>>>>

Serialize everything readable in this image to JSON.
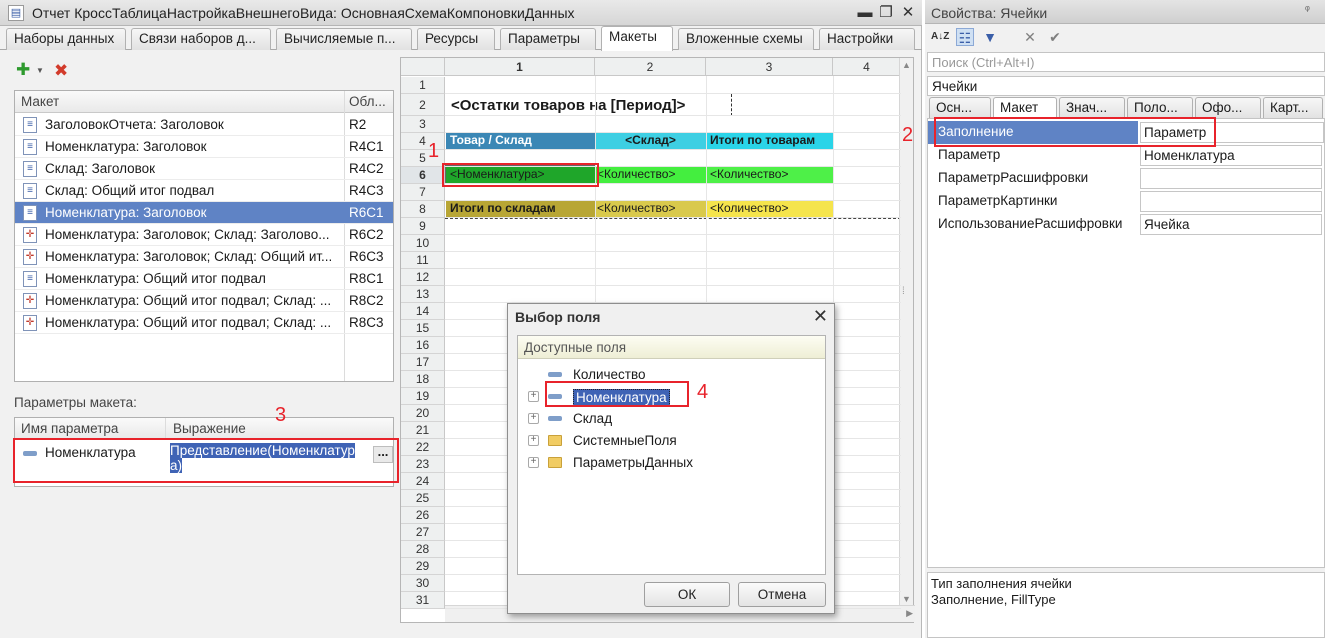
{
  "window": {
    "title": "Отчет КроссТаблицаНастройкаВнешнегоВида: ОсновнаяСхемаКомпоновкиДанных",
    "tabs": [
      "Наборы данных",
      "Связи наборов д...",
      "Вычисляемые п...",
      "Ресурсы",
      "Параметры",
      "Макеты",
      "Вложенные схемы",
      "Настройки"
    ],
    "active_tab": "Макеты"
  },
  "layouts": {
    "headers": [
      "Макет",
      "Обл..."
    ],
    "rows": [
      {
        "name": "ЗаголовокОтчета: Заголовок",
        "area": "R2"
      },
      {
        "name": "Номенклатура: Заголовок",
        "area": "R4C1"
      },
      {
        "name": "Склад: Заголовок",
        "area": "R4C2"
      },
      {
        "name": "Склад: Общий итог подвал",
        "area": "R4C3"
      },
      {
        "name": "Номенклатура: Заголовок",
        "area": "R6C1"
      },
      {
        "name": "Номенклатура: Заголовок; Склад: Заголово...",
        "area": "R6C2"
      },
      {
        "name": "Номенклатура: Заголовок; Склад: Общий ит...",
        "area": "R6C3"
      },
      {
        "name": "Номенклатура: Общий итог подвал",
        "area": "R8C1"
      },
      {
        "name": "Номенклатура: Общий итог подвал; Склад: ...",
        "area": "R8C2"
      },
      {
        "name": "Номенклатура: Общий итог подвал; Склад: ...",
        "area": "R8C3"
      }
    ],
    "selected_index": 4
  },
  "params": {
    "label": "Параметры макета:",
    "headers": [
      "Имя параметра",
      "Выражение"
    ],
    "row": {
      "name": "Номенклатура",
      "expr_line1": "Представление(Номенклатур",
      "expr_line2": "а)",
      "more": "..."
    }
  },
  "sheet": {
    "columns": [
      "1",
      "2",
      "3",
      "4"
    ],
    "rows": [
      "1",
      "2",
      "3",
      "4",
      "5",
      "6",
      "7",
      "8",
      "9",
      "10",
      "11",
      "12",
      "13",
      "14",
      "15",
      "16",
      "17",
      "18",
      "19",
      "20",
      "21",
      "22",
      "23",
      "24",
      "25",
      "26",
      "27",
      "28",
      "29",
      "30",
      "31"
    ],
    "title": "<Остатки товаров на [Период]>",
    "r4": [
      "Товар / Склад",
      "<Склад>",
      "Итоги по товарам"
    ],
    "r6": [
      "<Номенклатура>",
      "<Количество>",
      "<Количество>"
    ],
    "r8": [
      "Итоги по складам",
      "<Количество>",
      "<Количество>"
    ],
    "colors": {
      "r4c1": "#3b87b5",
      "r4c2": "#3ecfe3",
      "r4c3": "#2ad4e8",
      "r6c1": "#1fa62a",
      "r6c2": "#44ee3f",
      "r6c3": "#4ef048",
      "r8c1": "#b8a635",
      "r8c2": "#d9c94c",
      "r8c3": "#f5e44c"
    }
  },
  "dialog": {
    "title": "Выбор поля",
    "tree_header": "Доступные поля",
    "items": [
      {
        "label": "Количество",
        "kind": "field",
        "expandable": false
      },
      {
        "label": "Номенклатура",
        "kind": "field",
        "expandable": true,
        "selected": true
      },
      {
        "label": "Склад",
        "kind": "field",
        "expandable": true
      },
      {
        "label": "СистемныеПоля",
        "kind": "folder",
        "expandable": true
      },
      {
        "label": "ПараметрыДанных",
        "kind": "folder",
        "expandable": true
      }
    ],
    "ok": "ОК",
    "cancel": "Отмена"
  },
  "properties": {
    "title": "Свойства: Ячейки",
    "search_placeholder": "Поиск (Ctrl+Alt+I)",
    "object": "Ячейки",
    "tabs": [
      "Осн...",
      "Макет",
      "Знач...",
      "Поло...",
      "Офо...",
      "Карт..."
    ],
    "active_tab": "Макет",
    "rows": [
      {
        "key": "Заполнение",
        "value": "Параметр"
      },
      {
        "key": "Параметр",
        "value": "Номенклатура"
      },
      {
        "key": "ПараметрРасшифровки",
        "value": ""
      },
      {
        "key": "ПараметрКартинки",
        "value": ""
      },
      {
        "key": "ИспользованиеРасшифровки",
        "value": "Ячейка"
      }
    ],
    "desc_line1": "Тип заполнения ячейки",
    "desc_line2": "Заполнение, FillType"
  },
  "annotations": [
    "1",
    "2",
    "3",
    "4"
  ]
}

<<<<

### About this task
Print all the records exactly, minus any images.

### Task response
Serialize everything readable in this image to JSON.
{
  "window": {
    "title": "Отчет КроссТаблицаНастройкаВнешнегоВида: ОсновнаяСхемаКомпоновкиДанных",
    "tabs": [
      "Наборы данных",
      "Связи наборов д...",
      "Вычисляемые п...",
      "Ресурсы",
      "Параметры",
      "Макеты",
      "Вложенные схемы",
      "Настройки"
    ],
    "active_tab": "Макеты"
  },
  "layouts": {
    "headers": [
      "Макет",
      "Обл..."
    ],
    "rows": [
      {
        "name": "ЗаголовокОтчета: Заголовок",
        "area": "R2"
      },
      {
        "name": "Номенклатура: Заголовок",
        "area": "R4C1"
      },
      {
        "name": "Склад: Заголовок",
        "area": "R4C2"
      },
      {
        "name": "Склад: Общий итог подвал",
        "area": "R4C3"
      },
      {
        "name": "Номенклатура: Заголовок",
        "area": "R6C1"
      },
      {
        "name": "Номенклатура: Заголовок; Склад: Заголово...",
        "area": "R6C2"
      },
      {
        "name": "Номенклатура: Заголовок; Склад: Общий ит...",
        "area": "R6C3"
      },
      {
        "name": "Номенклатура: Общий итог подвал",
        "area": "R8C1"
      },
      {
        "name": "Номенклатура: Общий итог подвал; Склад: ...",
        "area": "R8C2"
      },
      {
        "name": "Номенклатура: Общий итог подвал; Склад: ...",
        "area": "R8C3"
      }
    ],
    "selected_index": 4
  },
  "params": {
    "label": "Параметры макета:",
    "headers": [
      "Имя параметра",
      "Выражение"
    ],
    "row": {
      "name": "Номенклатура",
      "expr_line1": "Представление(Номенклатур",
      "expr_line2": "а)",
      "more": "..."
    }
  },
  "sheet": {
    "columns": [
      "1",
      "2",
      "3",
      "4"
    ],
    "rows": [
      "1",
      "2",
      "3",
      "4",
      "5",
      "6",
      "7",
      "8",
      "9",
      "10",
      "11",
      "12",
      "13",
      "14",
      "15",
      "16",
      "17",
      "18",
      "19",
      "20",
      "21",
      "22",
      "23",
      "24",
      "25",
      "26",
      "27",
      "28",
      "29",
      "30",
      "31"
    ],
    "title": "<Остатки товаров на [Период]>",
    "r4": [
      "Товар / Склад",
      "<Склад>",
      "Итоги по товарам"
    ],
    "r6": [
      "<Номенклатура>",
      "<Количество>",
      "<Количество>"
    ],
    "r8": [
      "Итоги по складам",
      "<Количество>",
      "<Количество>"
    ],
    "colors": {
      "r4c1": "#3b87b5",
      "r4c2": "#3ecfe3",
      "r4c3": "#2ad4e8",
      "r6c1": "#1fa62a",
      "r6c2": "#44ee3f",
      "r6c3": "#4ef048",
      "r8c1": "#b8a635",
      "r8c2": "#d9c94c",
      "r8c3": "#f5e44c"
    }
  },
  "dialog": {
    "title": "Выбор поля",
    "tree_header": "Доступные поля",
    "items": [
      {
        "label": "Количество",
        "kind": "field",
        "expandable": false
      },
      {
        "label": "Номенклатура",
        "kind": "field",
        "expandable": true,
        "selected": true
      },
      {
        "label": "Склад",
        "kind": "field",
        "expandable": true
      },
      {
        "label": "СистемныеПоля",
        "kind": "folder",
        "expandable": true
      },
      {
        "label": "ПараметрыДанных",
        "kind": "folder",
        "expandable": true
      }
    ],
    "ok": "ОК",
    "cancel": "Отмена"
  },
  "properties": {
    "title": "Свойства: Ячейки",
    "search_placeholder": "Поиск (Ctrl+Alt+I)",
    "object": "Ячейки",
    "tabs": [
      "Осн...",
      "Макет",
      "Знач...",
      "Поло...",
      "Офо...",
      "Карт..."
    ],
    "active_tab": "Макет",
    "rows": [
      {
        "key": "Заполнение",
        "value": "Параметр"
      },
      {
        "key": "Параметр",
        "value": "Номенклатура"
      },
      {
        "key": "ПараметрРасшифровки",
        "value": ""
      },
      {
        "key": "ПараметрКартинки",
        "value": ""
      },
      {
        "key": "ИспользованиеРасшифровки",
        "value": "Ячейка"
      }
    ],
    "desc_line1": "Тип заполнения ячейки",
    "desc_line2": "Заполнение, FillType"
  },
  "annotations": [
    "1",
    "2",
    "3",
    "4"
  ]
}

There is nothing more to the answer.